With Eddie Redmayne picking up Best Actor at last night’s Bafta Awards ceremony and the film itself lauded with the Outstanding British Film gong, my good friend Viv Apple picked the right time to cast an eye over ‘The Theory of Everything’.
Eddie Redmayne’s portrayal of Stephen Hawking in The Theory of Everything is a revelation. He seems to be Stephen, even more than other actors seem to inhabit the characters they play, probably because the characteristics of the renowned scientist are so unique and so familiar: the mechanical yet meaningful smile, the slant of the head, the electronic voice.
We first meet Stephen at Cambridge before he is diagnosed with Motor Neuron Disease, and the film tells the story of how he met his future wife, Jane (Felicity Jones), and their life together up to the time when their marriage ended.
Although some of the incidents are not factually accurate, a common phenomenon in film biographies, this may not be the most annoying feature to anyone who thinks of themselves as a scientist. For this is really a love story, so it is perhaps understandable that the film does not linger on the most important factor in Hawking’s life: science. The film is based on Jane Hawking’s biography, Travelling to Infinity: My Life with Stephen, and there are a few sequences where Stephen is chalking up mathematical equations and talking to professors, but these are almost incidental.
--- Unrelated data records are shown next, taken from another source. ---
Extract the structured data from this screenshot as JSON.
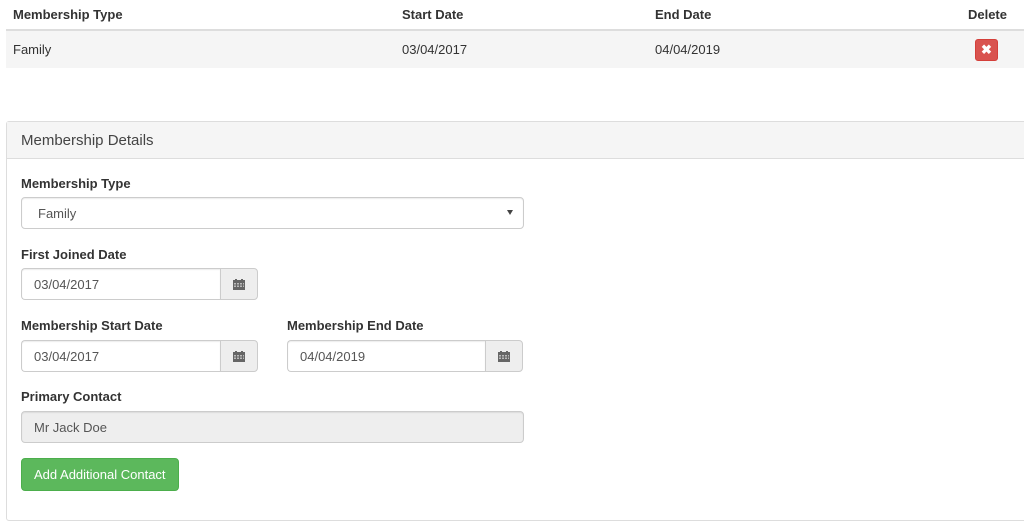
{
  "table": {
    "headers": {
      "membership_type": "Membership Type",
      "start_date": "Start Date",
      "end_date": "End Date",
      "delete": "Delete"
    },
    "rows": [
      {
        "membership_type": "Family",
        "start_date": "03/04/2017",
        "end_date": "04/04/2019",
        "delete_icon": "✖"
      }
    ]
  },
  "panel": {
    "title": "Membership Details",
    "membership_type": {
      "label": "Membership Type",
      "value": "Family"
    },
    "first_joined": {
      "label": "First Joined Date",
      "value": "03/04/2017",
      "icon": "calendar-icon"
    },
    "start_date": {
      "label": "Membership Start Date",
      "value": "03/04/2017",
      "icon": "calendar-icon"
    },
    "end_date": {
      "label": "Membership End Date",
      "value": "04/04/2019",
      "icon": "calendar-icon"
    },
    "primary_contact": {
      "label": "Primary Contact",
      "value": "Mr Jack Doe"
    },
    "add_contact_button": "Add Additional Contact"
  },
  "colors": {
    "danger": "#d9534f",
    "success": "#5cb85c",
    "panel_heading_bg": "#f5f5f5",
    "readonly_bg": "#eeeeee"
  }
}
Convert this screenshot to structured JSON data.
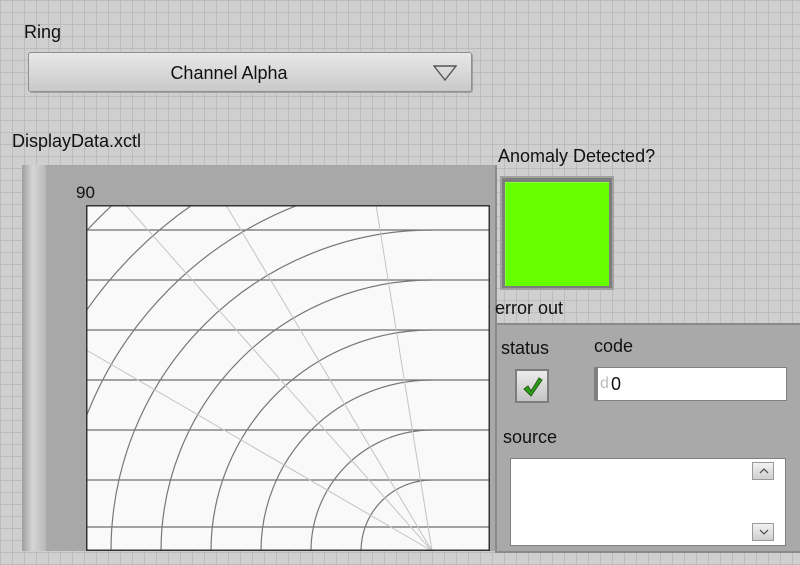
{
  "ring": {
    "label": "Ring",
    "value": "Channel Alpha"
  },
  "display": {
    "label": "DisplayData.xctl",
    "scale_label": "90"
  },
  "anomaly": {
    "label": "Anomaly Detected?",
    "state": true,
    "color": "#66ff00"
  },
  "error_out": {
    "label": "error out",
    "status_label": "status",
    "status_icon": "checkmark-icon",
    "code_label": "code",
    "code_radix": "d",
    "code_value": "0",
    "source_label": "source",
    "source_value": ""
  }
}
This may seem strange but it also seems right, because the film is about relationships - those between Stephen and Jane, and later on between the couple and Elaine Mason and Jonathan Jones, who subsequently become their respective second spouses.
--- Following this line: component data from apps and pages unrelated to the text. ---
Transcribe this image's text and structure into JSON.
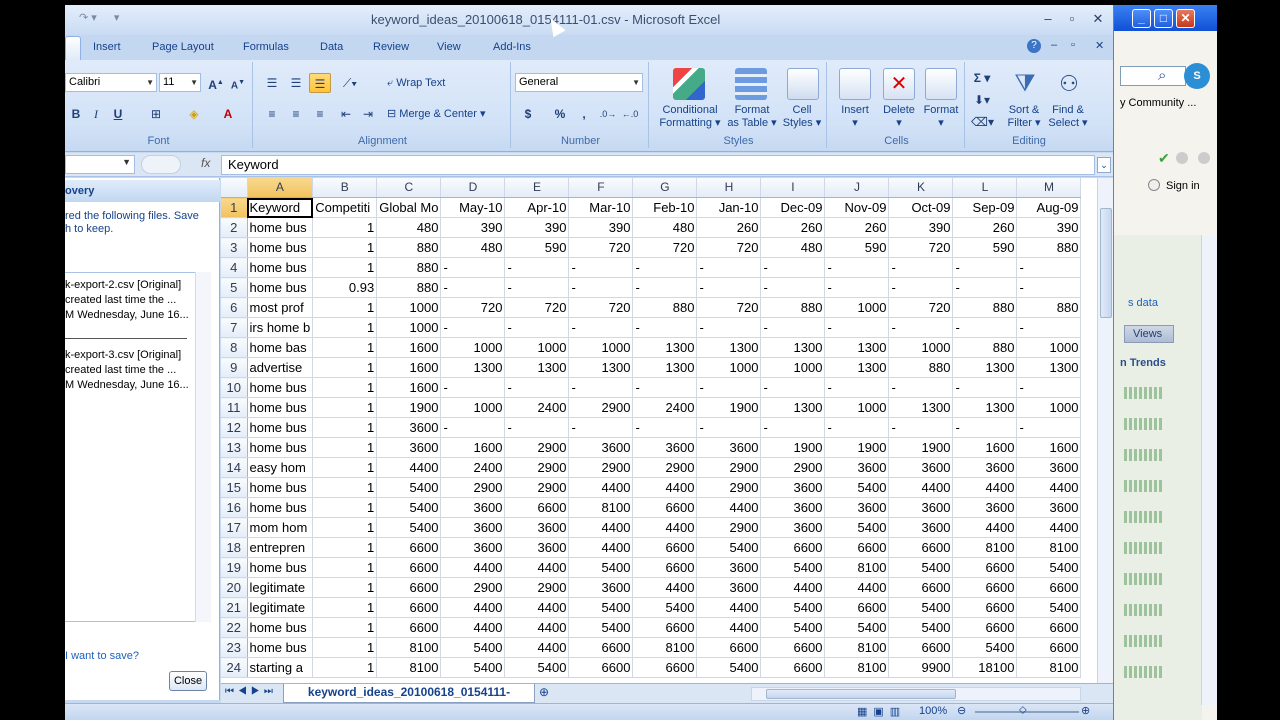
{
  "window": {
    "title": "keyword_ideas_20100618_0154111-01.csv - Microsoft Excel"
  },
  "tabs": [
    "Insert",
    "Page Layout",
    "Formulas",
    "Data",
    "Review",
    "View",
    "Add-Ins"
  ],
  "ribbon": {
    "font": {
      "label": "Font",
      "name": "Calibri",
      "size": "11",
      "bold": "B",
      "italic": "I",
      "underline": "U"
    },
    "alignment": {
      "label": "Alignment",
      "wrap_text": "Wrap Text",
      "merge_center": "Merge & Center"
    },
    "number": {
      "label": "Number",
      "format": "General",
      "currency": "$",
      "percent": "%",
      "comma": ","
    },
    "styles": {
      "label": "Styles",
      "conditional": [
        "Conditional",
        "Formatting"
      ],
      "format_table": [
        "Format",
        "as Table"
      ],
      "cell_styles": [
        "Cell",
        "Styles"
      ]
    },
    "cells": {
      "label": "Cells",
      "insert": "Insert",
      "delete": "Delete",
      "format": "Format"
    },
    "editing": {
      "label": "Editing",
      "sort_filter": [
        "Sort &",
        "Filter"
      ],
      "find_select": [
        "Find &",
        "Select"
      ]
    }
  },
  "formula_bar": {
    "fx": "fx",
    "content": "Keyword"
  },
  "recovery": {
    "title": "overy",
    "intro": [
      "red the following files.  Save",
      "h to keep."
    ],
    "files": [
      {
        "name": "k-export-2.csv  [Original]",
        "note": " created last time the ...",
        "time": "M Wednesday, June 16..."
      },
      {
        "name": "k-export-3.csv  [Original]",
        "note": " created last time the ...",
        "time": "M Wednesday, June 16..."
      }
    ],
    "question": "I want to save?",
    "close": "Close"
  },
  "sheet": {
    "columns": [
      "A",
      "B",
      "C",
      "D",
      "E",
      "F",
      "G",
      "H",
      "I",
      "J",
      "K",
      "L",
      "M"
    ],
    "rows": [
      [
        "Keyword",
        "Competiti",
        "Global Mo",
        "May-10",
        "Apr-10",
        "Mar-10",
        "Feb-10",
        "Jan-10",
        "Dec-09",
        "Nov-09",
        "Oct-09",
        "Sep-09",
        "Aug-09"
      ],
      [
        "home bus",
        "1",
        "480",
        "390",
        "390",
        "390",
        "480",
        "260",
        "260",
        "260",
        "390",
        "260",
        "390"
      ],
      [
        "home bus",
        "1",
        "880",
        "480",
        "590",
        "720",
        "720",
        "720",
        "480",
        "590",
        "720",
        "590",
        "880"
      ],
      [
        "home bus",
        "1",
        "880",
        "-",
        "-",
        "-",
        "-",
        "-",
        "-",
        "-",
        "-",
        "-",
        "-"
      ],
      [
        "home bus",
        "0.93",
        "880",
        "-",
        "-",
        "-",
        "-",
        "-",
        "-",
        "-",
        "-",
        "-",
        "-"
      ],
      [
        "most prof",
        "1",
        "1000",
        "720",
        "720",
        "720",
        "880",
        "720",
        "880",
        "1000",
        "720",
        "880",
        "880"
      ],
      [
        "irs home b",
        "1",
        "1000",
        "-",
        "-",
        "-",
        "-",
        "-",
        "-",
        "-",
        "-",
        "-",
        "-"
      ],
      [
        "home bas",
        "1",
        "1600",
        "1000",
        "1000",
        "1000",
        "1300",
        "1300",
        "1300",
        "1300",
        "1000",
        "880",
        "1000"
      ],
      [
        "advertise",
        "1",
        "1600",
        "1300",
        "1300",
        "1300",
        "1300",
        "1000",
        "1000",
        "1300",
        "880",
        "1300",
        "1300"
      ],
      [
        "home bus",
        "1",
        "1600",
        "-",
        "-",
        "-",
        "-",
        "-",
        "-",
        "-",
        "-",
        "-",
        "-"
      ],
      [
        "home bus",
        "1",
        "1900",
        "1000",
        "2400",
        "2900",
        "2400",
        "1900",
        "1300",
        "1000",
        "1300",
        "1300",
        "1000"
      ],
      [
        "home bus",
        "1",
        "3600",
        "-",
        "-",
        "-",
        "-",
        "-",
        "-",
        "-",
        "-",
        "-",
        "-"
      ],
      [
        "home bus",
        "1",
        "3600",
        "1600",
        "2900",
        "3600",
        "3600",
        "3600",
        "1900",
        "1900",
        "1900",
        "1600",
        "1600"
      ],
      [
        "easy hom",
        "1",
        "4400",
        "2400",
        "2900",
        "2900",
        "2900",
        "2900",
        "2900",
        "3600",
        "3600",
        "3600",
        "3600"
      ],
      [
        "home bus",
        "1",
        "5400",
        "2900",
        "2900",
        "4400",
        "4400",
        "2900",
        "3600",
        "5400",
        "4400",
        "4400",
        "4400"
      ],
      [
        "home bus",
        "1",
        "5400",
        "3600",
        "6600",
        "8100",
        "6600",
        "4400",
        "3600",
        "3600",
        "3600",
        "3600",
        "3600"
      ],
      [
        "mom hom",
        "1",
        "5400",
        "3600",
        "3600",
        "4400",
        "4400",
        "2900",
        "3600",
        "5400",
        "3600",
        "4400",
        "4400"
      ],
      [
        "entrepren",
        "1",
        "6600",
        "3600",
        "3600",
        "4400",
        "6600",
        "5400",
        "6600",
        "6600",
        "6600",
        "8100",
        "8100"
      ],
      [
        "home bus",
        "1",
        "6600",
        "4400",
        "4400",
        "5400",
        "6600",
        "3600",
        "5400",
        "8100",
        "5400",
        "6600",
        "5400"
      ],
      [
        "legitimate",
        "1",
        "6600",
        "2900",
        "2900",
        "3600",
        "4400",
        "3600",
        "4400",
        "4400",
        "6600",
        "6600",
        "6600"
      ],
      [
        "legitimate",
        "1",
        "6600",
        "4400",
        "4400",
        "5400",
        "5400",
        "4400",
        "5400",
        "6600",
        "5400",
        "6600",
        "5400"
      ],
      [
        "home bus",
        "1",
        "6600",
        "4400",
        "4400",
        "5400",
        "6600",
        "4400",
        "5400",
        "5400",
        "5400",
        "6600",
        "6600"
      ],
      [
        "home bus",
        "1",
        "8100",
        "5400",
        "4400",
        "6600",
        "8100",
        "6600",
        "6600",
        "8100",
        "6600",
        "5400",
        "6600"
      ],
      [
        "starting a",
        "1",
        "8100",
        "5400",
        "5400",
        "6600",
        "6600",
        "5400",
        "6600",
        "8100",
        "9900",
        "18100",
        "8100"
      ]
    ],
    "sheet_tab": "keyword_ideas_20100618_0154111-"
  },
  "status": {
    "zoom": "100%"
  },
  "background_window": {
    "community": "y Community ...",
    "signin": "Sign in",
    "data_link": "s data",
    "views": "Views",
    "trends": "n Trends"
  }
}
Stephen Hawking himself apparently approved of the film, which is very pleasing to know because the story of his remarkable life is not only fascinating and very moving, it is also incomplete. In his early 20s Stephen was given only two years to live, but at the age of 73 he is still working on the ‘real’ theory of everything.